Well, now you're in luck. Changing out your old handlebars is not only a cheap upgrade, but an easy one as well. Despite this, a good chunk of riders seem very apprehensive in changing them out. This Instructable runs through each step and demystifies the process. Follow the bouncing ball and get into a better position on your ride!!!
Step 1: Changing Motorcycle Handlebars - Buy the Right Bars
* Be forewarned though, because handlebar companies use different bending processes in the manufacturing of their bars, the diameter of the bar just to the outside of the clamps might be slightly different than the actual clamp diameter. Luckily, there are only a few basic sizes out there, so it's unlikely you'll really get it wrong.
Handlebars are also defined by their rise and sweep, but I'm not going to cover them since they're more a product of personal preference (say that five times fast!).
Step 2: Changing Motorcycle Handlebars - Loosen the Controls
Remove the grips - this can either go really easily, like this one did (a blast of shop air popped them right off), or they can be a royal pain in the a**. Some grips are simply slipped on and rely on friction, others you find might be wired or glued.
Now, you're ready to start loosening the controls. In this case, a Philips head screwdriver loosens the throttle clamp, while a 10mm socket does the trick on the brake housing.
Just loosen the controls. Don't actually remove any of the bolts!
Step 3: Changing Motorcycle Handlebars - Remove the Bar Clamp(s)
Loosen the bolts and remove the clamp, or clamps, if you have a two piece arrangement.
Step 4: Changing Motorcycle Handlebars - Swap Controls Between Bars
In this case, the bars have been moved all the way over to the right, as far as the cabling on the right side will allow. Now, the left controls can be slid easily off the end. Do the same thing on the other side.
After all the controls have been removed and the old crappy bar thrown the heck out, start redoing the process, only this time in reverse with the new bar!
Step 5: Changing Motorcycle Handlebars - Re-clamp the New Bars and Center 'em

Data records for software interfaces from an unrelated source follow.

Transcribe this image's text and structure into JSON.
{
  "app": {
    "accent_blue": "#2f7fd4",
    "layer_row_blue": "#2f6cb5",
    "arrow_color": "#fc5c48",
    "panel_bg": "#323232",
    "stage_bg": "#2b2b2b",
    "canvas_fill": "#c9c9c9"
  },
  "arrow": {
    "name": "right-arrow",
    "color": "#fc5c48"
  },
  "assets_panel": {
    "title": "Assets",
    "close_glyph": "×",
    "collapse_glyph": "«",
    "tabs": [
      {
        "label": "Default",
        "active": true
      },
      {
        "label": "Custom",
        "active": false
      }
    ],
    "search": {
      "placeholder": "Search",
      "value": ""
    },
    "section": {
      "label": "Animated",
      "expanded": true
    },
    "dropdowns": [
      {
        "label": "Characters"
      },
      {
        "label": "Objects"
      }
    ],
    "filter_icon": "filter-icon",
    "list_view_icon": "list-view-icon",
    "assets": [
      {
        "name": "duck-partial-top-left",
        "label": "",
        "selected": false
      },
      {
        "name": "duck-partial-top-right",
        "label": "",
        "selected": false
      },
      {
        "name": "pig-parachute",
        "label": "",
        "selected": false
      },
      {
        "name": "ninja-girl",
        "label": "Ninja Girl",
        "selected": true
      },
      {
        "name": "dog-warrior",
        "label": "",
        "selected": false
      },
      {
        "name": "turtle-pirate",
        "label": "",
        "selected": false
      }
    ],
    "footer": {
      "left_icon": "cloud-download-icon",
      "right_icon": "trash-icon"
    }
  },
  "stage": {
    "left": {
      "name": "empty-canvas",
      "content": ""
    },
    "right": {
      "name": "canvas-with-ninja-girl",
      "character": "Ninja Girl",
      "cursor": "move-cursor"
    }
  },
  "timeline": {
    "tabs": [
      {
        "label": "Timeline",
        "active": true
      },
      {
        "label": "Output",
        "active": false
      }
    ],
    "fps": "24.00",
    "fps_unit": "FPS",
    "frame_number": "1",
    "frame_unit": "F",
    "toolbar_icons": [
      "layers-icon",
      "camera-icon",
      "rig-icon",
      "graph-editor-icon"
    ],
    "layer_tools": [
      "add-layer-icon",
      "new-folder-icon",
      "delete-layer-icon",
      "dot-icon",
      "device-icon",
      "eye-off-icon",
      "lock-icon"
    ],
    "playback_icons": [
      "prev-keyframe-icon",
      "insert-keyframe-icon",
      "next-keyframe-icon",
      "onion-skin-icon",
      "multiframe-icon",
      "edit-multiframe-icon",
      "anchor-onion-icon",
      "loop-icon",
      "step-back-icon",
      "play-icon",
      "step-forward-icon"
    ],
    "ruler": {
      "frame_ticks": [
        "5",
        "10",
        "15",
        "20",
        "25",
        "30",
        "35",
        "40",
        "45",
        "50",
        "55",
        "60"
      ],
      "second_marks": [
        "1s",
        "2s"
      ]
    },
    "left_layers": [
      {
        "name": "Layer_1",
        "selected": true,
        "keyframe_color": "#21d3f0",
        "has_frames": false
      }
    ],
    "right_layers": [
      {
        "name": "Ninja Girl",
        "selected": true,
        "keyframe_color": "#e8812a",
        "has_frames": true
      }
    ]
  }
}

Put the bars back into the clamps and put the bolts back in but keep them loose. If you have fairly straight bars you can simply measure from each of the bar ends, inward, to get your bars centered. However, and as I mentioned briefly before, most bars have these pesky things called rise and sweep that can prevent you from getting an accurate side-to-side measurement. A really quick tip is to use either the marks already printed on your replacement bars, the edges of the knurling, or just draw a Sharpie mark dead center on the bars before installing.
On the Honda, there's one, big clamp that covers the centering marks so you can't see them at all. So, what's a guy to do? Slide the bars over to one side until the edge of your 'mark' lines up with your bar clamp. Make a mark on the opposite side. Then reverse the process.
Now, you have two marks that are visible, and, most importantly, equidistant (speaking remedially, that means the same distance from the ends). Once you've got these visible marks, it's a fairly easy process to center your bars.
Step 6: Changing Motorcycle Handlebars - Adjusting
With the main clamps loose, sit on your bike and push and pull the bars until they feel comfortable. I usually close my eyes and keep my fingers off the controls while I do this. After you get the push/pull thing done, go ahead and tighten the clamps fully.
Next, pop on your throttle-side grip. This is the step where you add the grip glue, hairspray, safety wire, or barbed wire, depending on how psychotic your therapist thinks you are.
Measure the distance from the bar end to the outside edge of your controls, then go ahead and walk around to the other side and make sure the opposite controls are equidistant (HEY! There's that word again!). Now that every things even, its time to slide on the second grip.
Step 7: Changing Motorcycle Handlebars - Adjusting 2.0
Looking straight down from your riding position, you'll more than likely see that one brake lever is slightly off from the other one. Since the controls are loose (they are still loose, aren't they?), rotate them up and down until you get a comfortable hand position on the levers. Keep in mind, some brake reservoirs need to be kept level with the ground and might dictate the height of your lever positioning.
Step 8: Changing Motorcycle Handlebars - Adjusting 2.1
Loosen up the lock nuts on each cable housing and rotate them into their new positions. Re-tighten the nuts and you're good to go!
* If you are switching between extremes, like ditching the ape-hangers and running drag bars, you'll probably need to entirely redo the cabling and hydraulic hoses as well. Now's as good a time as any to go buy some new cables and hoses and do the job right!
Step 9: Changing Motorcycle Handlebars - Done!!!!
Congratulations my friend...you are now cool.
Lead DC - Facilities Manager